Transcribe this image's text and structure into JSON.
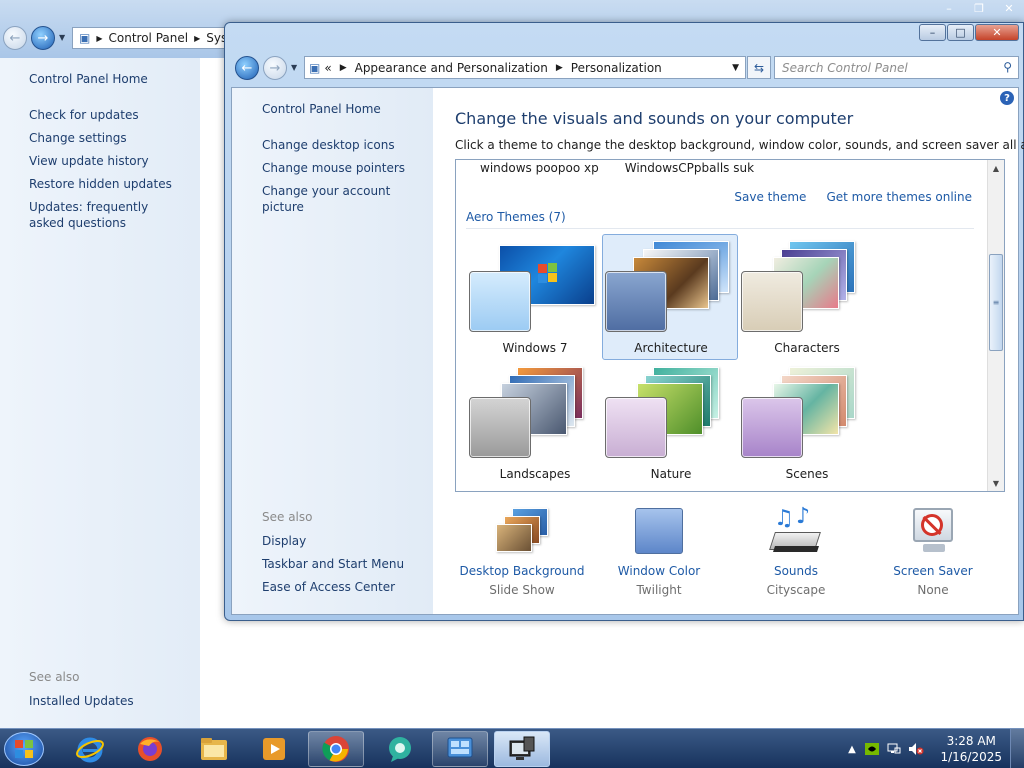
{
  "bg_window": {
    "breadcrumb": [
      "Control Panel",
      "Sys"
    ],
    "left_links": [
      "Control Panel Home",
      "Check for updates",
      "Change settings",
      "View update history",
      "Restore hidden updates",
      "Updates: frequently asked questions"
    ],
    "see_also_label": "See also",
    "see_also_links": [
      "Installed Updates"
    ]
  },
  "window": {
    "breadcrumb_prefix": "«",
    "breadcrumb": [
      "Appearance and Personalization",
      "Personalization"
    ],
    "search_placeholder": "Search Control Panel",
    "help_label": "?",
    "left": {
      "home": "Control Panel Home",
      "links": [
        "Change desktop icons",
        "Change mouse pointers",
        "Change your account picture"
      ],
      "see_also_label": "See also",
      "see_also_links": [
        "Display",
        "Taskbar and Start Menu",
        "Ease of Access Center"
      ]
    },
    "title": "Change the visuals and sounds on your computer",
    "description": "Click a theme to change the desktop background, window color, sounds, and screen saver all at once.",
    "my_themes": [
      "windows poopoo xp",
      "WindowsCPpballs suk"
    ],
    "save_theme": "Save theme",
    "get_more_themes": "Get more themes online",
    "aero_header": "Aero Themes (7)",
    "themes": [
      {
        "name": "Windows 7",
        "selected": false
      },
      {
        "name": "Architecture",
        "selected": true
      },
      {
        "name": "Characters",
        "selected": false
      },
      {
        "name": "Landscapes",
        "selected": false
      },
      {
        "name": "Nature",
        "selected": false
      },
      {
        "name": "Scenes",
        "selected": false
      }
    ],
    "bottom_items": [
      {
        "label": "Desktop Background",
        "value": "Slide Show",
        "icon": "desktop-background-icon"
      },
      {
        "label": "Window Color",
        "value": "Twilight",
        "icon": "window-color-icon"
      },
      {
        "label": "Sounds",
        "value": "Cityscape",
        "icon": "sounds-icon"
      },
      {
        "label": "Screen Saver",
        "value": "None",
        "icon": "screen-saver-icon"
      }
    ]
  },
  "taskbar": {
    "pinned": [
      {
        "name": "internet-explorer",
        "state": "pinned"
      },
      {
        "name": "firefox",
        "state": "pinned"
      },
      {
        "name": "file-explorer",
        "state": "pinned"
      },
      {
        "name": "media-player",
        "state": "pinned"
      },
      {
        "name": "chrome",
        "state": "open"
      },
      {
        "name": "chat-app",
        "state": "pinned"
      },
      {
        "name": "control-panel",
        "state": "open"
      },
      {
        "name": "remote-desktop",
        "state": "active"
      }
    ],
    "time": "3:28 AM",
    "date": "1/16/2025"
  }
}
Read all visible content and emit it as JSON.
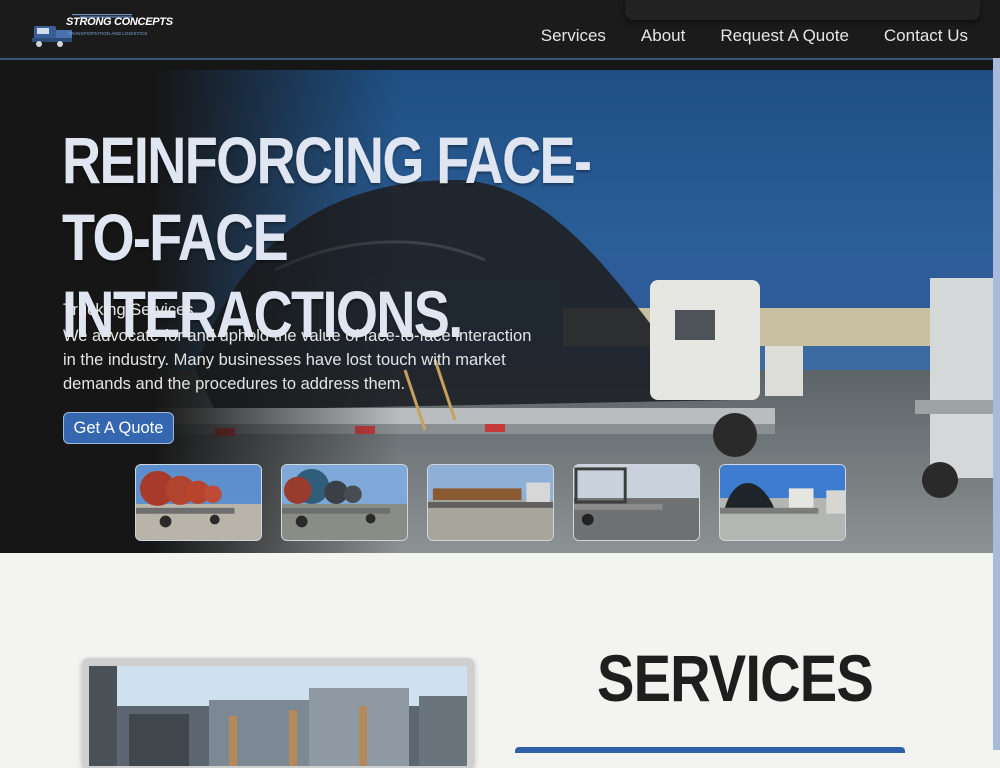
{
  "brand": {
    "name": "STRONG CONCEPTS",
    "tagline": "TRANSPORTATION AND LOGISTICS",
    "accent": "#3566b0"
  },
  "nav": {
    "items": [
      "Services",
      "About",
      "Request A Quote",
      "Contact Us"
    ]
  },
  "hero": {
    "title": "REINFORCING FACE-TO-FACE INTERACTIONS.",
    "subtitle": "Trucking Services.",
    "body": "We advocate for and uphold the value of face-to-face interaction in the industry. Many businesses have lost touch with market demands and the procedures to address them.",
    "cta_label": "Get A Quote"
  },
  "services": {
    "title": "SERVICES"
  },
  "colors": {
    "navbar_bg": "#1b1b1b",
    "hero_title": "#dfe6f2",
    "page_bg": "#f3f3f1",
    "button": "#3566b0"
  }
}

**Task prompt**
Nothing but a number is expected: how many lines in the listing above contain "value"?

**The answer**
5